Well, it is official, folks. I’ve made up my mind. I am venturing off into the great unknown of publishing land with a makeshift vessel of my own construction. Given my abilities in the construction area of things, you can understand just how nerve-wracking and exciting this is. Nothing says “adventure” like setting sail in a ship with no bottom.
That is to say, I’ve decided to go the route of indie publishing. That is to say, I play publisher, as well as writer. As a theater geek with an overactive imagination who likes to adlib, at the very least this will give me more pretend roles to pretend to live (yay me?), in the middle, something might actually come of it, and at most, I might sell fortybazillion copies and retire at the age of 32. But as someone wittier than I put it, your work can sit on your hard drive and make nothing at all, or it can sit on an electronic bookshelf and maybe make something. Not that I’m in this thing for the money. Though, you know, a dude’s gotta eat.
What with the changes in the publishing industry, all the advantages lie with the writer now. It used to lie with the publisher and the agent. But really, if you want to make a living at this thing, own the rights to your stuff, and not get screwed over, self-pubbing is the way to go. Used to be, publishers cared about you and your book. Used to be, agents worked for you, not for publishers. Today, you frankly gotta be crazy to sign an agent or publishing contract. You get 12% of revenue, minus writing advance, you have to do most of the marketing yourself, you have no veto power over awful covers, you have no veto power over final changes they make to the manuscript, including changing the title, they keep part of your copyright forever, and the rights to the e-version of your book forever, and they keep your firstborn’s soul.
Okay, not that last one.
Still, who wants to sign that thing?
Due to this climate, and there no telling where the industry might go, it seems to make the most sense to DIY. Once I realized this and stopped hyperventilating, I was excited about the prospect of it. It’s all not that hard to set up, either. I am going to have help along the way, of course. a wizened and experienced guide. Someone to tell me, “Hey, don’t eat those berries. They’ll turn your insides into your outsides.” Among others, Dean Wesley Smith’s book Think Like a Publisher, has been instrumental. If you are at all thinking about indie pubbing, read this book.
One of the things Smith’s book recommended I do is make up a publication schedule of your planned books and stick to it as much as possible. So I worked up a publication schedule. It tells me when my outlines are due, when my first drafts are due, when final edits are due, and the release date, with lotsa time in between while I get the feel for this crazy rodeo.

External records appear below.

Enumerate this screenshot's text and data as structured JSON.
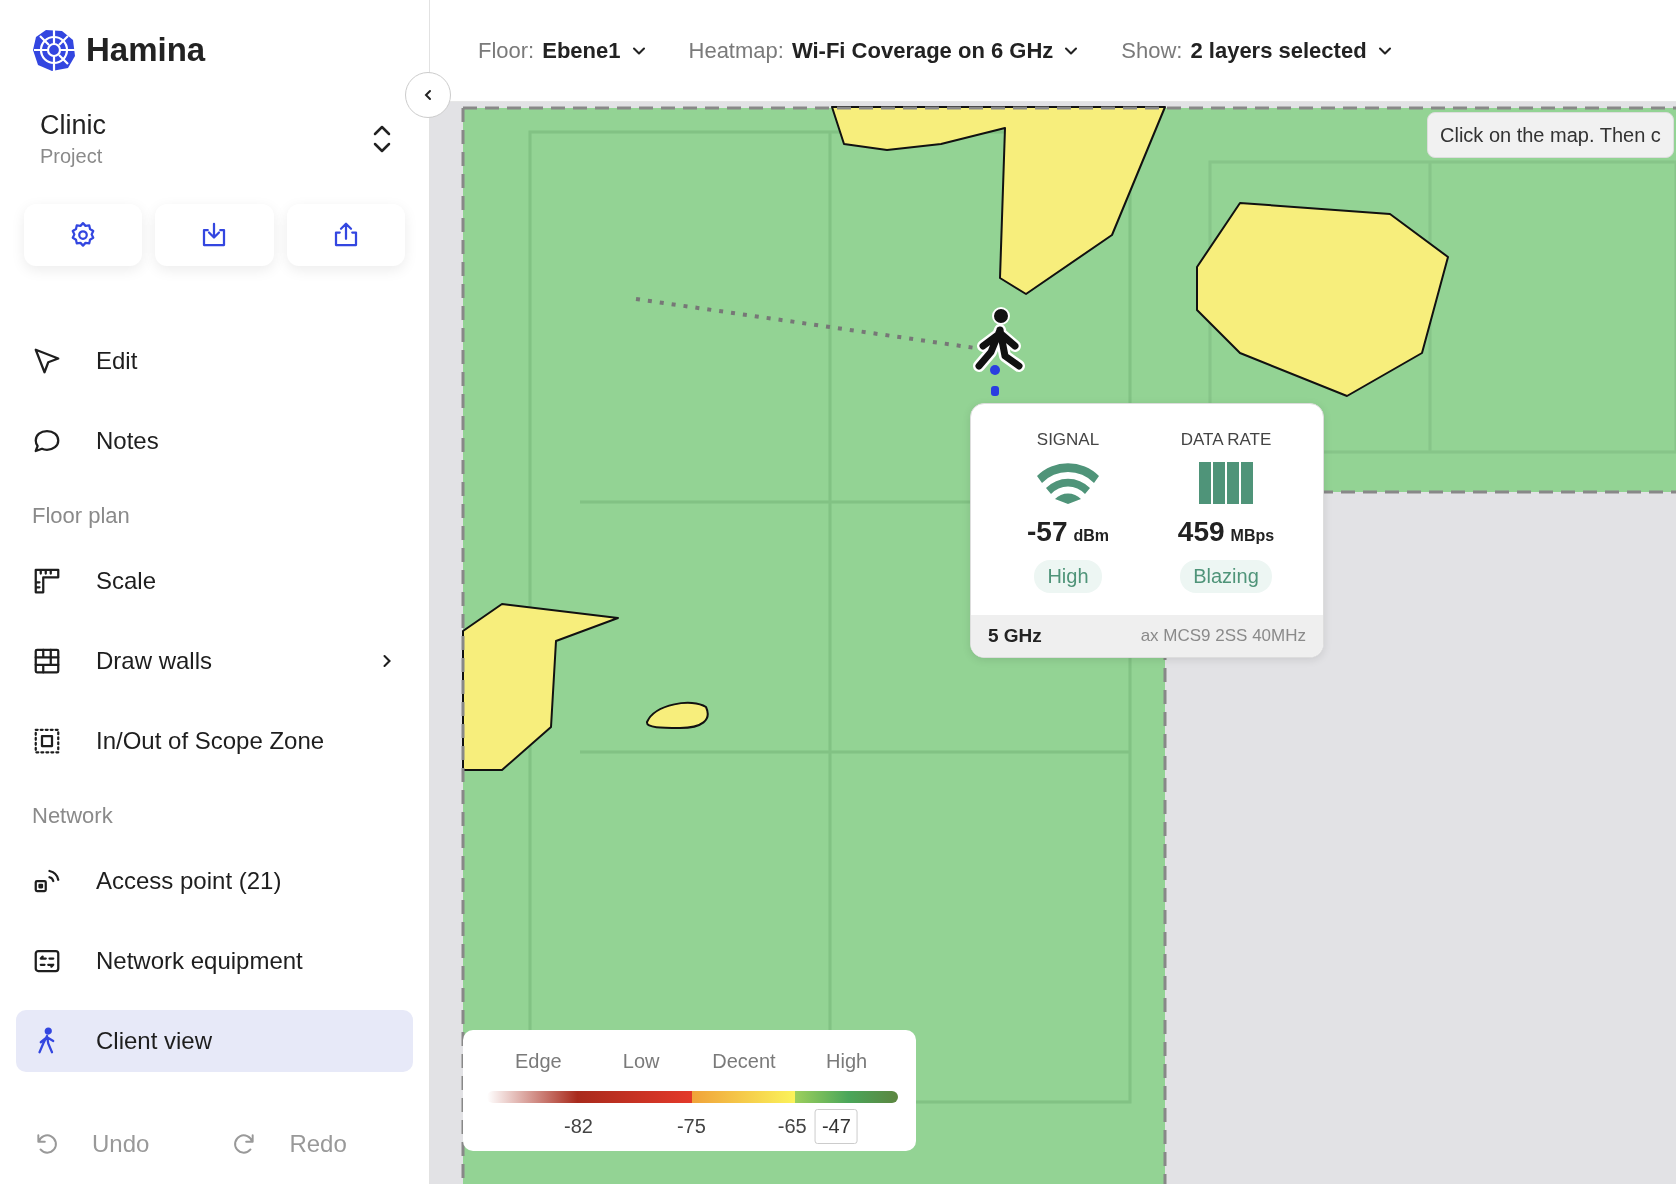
{
  "brand": {
    "name": "Hamina"
  },
  "project": {
    "name": "Clinic",
    "label": "Project"
  },
  "project_actions": [
    {
      "kind": "settings"
    },
    {
      "kind": "download"
    },
    {
      "kind": "share"
    }
  ],
  "nav": [
    {
      "kind": "edit",
      "label": "Edit",
      "selected": false,
      "submenu": false
    },
    {
      "kind": "notes",
      "label": "Notes",
      "selected": false,
      "submenu": false
    },
    {
      "kind": "heading",
      "label": "Floor plan"
    },
    {
      "kind": "scale",
      "label": "Scale",
      "selected": false,
      "submenu": false
    },
    {
      "kind": "walls",
      "label": "Draw walls",
      "selected": false,
      "submenu": true
    },
    {
      "kind": "scope",
      "label": "In/Out of Scope Zone",
      "selected": false,
      "submenu": false
    },
    {
      "kind": "heading",
      "label": "Network"
    },
    {
      "kind": "access_point",
      "label": "Access point (21)",
      "selected": false,
      "submenu": false
    },
    {
      "kind": "equipment",
      "label": "Network equipment",
      "selected": false,
      "submenu": false
    },
    {
      "kind": "client",
      "label": "Client view",
      "selected": true,
      "submenu": false
    }
  ],
  "history": [
    {
      "kind": "undo",
      "label": "Undo",
      "disabled": true
    },
    {
      "kind": "redo",
      "label": "Redo",
      "disabled": true
    }
  ],
  "toolbar": {
    "filters": [
      {
        "label": "Floor:",
        "value": "Ebene1"
      },
      {
        "label": "Heatmap:",
        "value": "Wi-Fi Coverage on 6 GHz"
      },
      {
        "label": "Show:",
        "value": "2 layers selected"
      }
    ]
  },
  "map": {
    "hint": "Click on the map. Then c",
    "info_card": {
      "metrics": [
        {
          "kind": "signal",
          "title": "SIGNAL",
          "value": "-57",
          "unit": "dBm",
          "rating": "High"
        },
        {
          "kind": "data_rate",
          "title": "DATA RATE",
          "value": "459",
          "unit": "MBps",
          "rating": "Blazing"
        }
      ],
      "band": "5 GHz",
      "details": "ax MCS9 2SS 40MHz"
    },
    "legend": {
      "bands": [
        "Edge",
        "Low",
        "Decent",
        "High"
      ],
      "thresholds": [
        "-82",
        "-75",
        "-65"
      ],
      "marker": {
        "value": "-47",
        "level": 0.85
      }
    }
  }
}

So all the dates are subject to adjustment, obviously, but for now, here is the official scheduled release projections for my first few books.
May 2013 – Pirate’s Redemption.
November 2013 – The Book of Secrets.
These release dates refer to the e-book versions. I do plan on making nice, quality print versions available as well, but those are way harder to put together and I’m new at this, so I’m anticipating a longer learning curve for that side of things. But it will happen. Your inner luddite will be pleased with these trade paperback versions. They will be perfectly designed to prop up that wobbly coffee table in your living room. Your toddlers will relish the experience of tearing the quality number 7 cream paper stock out of the book and sticking it in their mouths.
Other release dates will follow, but those will be released when we’re way closer to them. In the mean time, I’m planning on setting up an automated newsletter thingy with special extras and bonus stuff for the really, very interested, which will also include teaser bonus chapters from forthcoming work. Keep checking back here at the site for when you can sign up for that awesome newsletter of hidden goodies. I’m hoping to have it set up sometime in November here.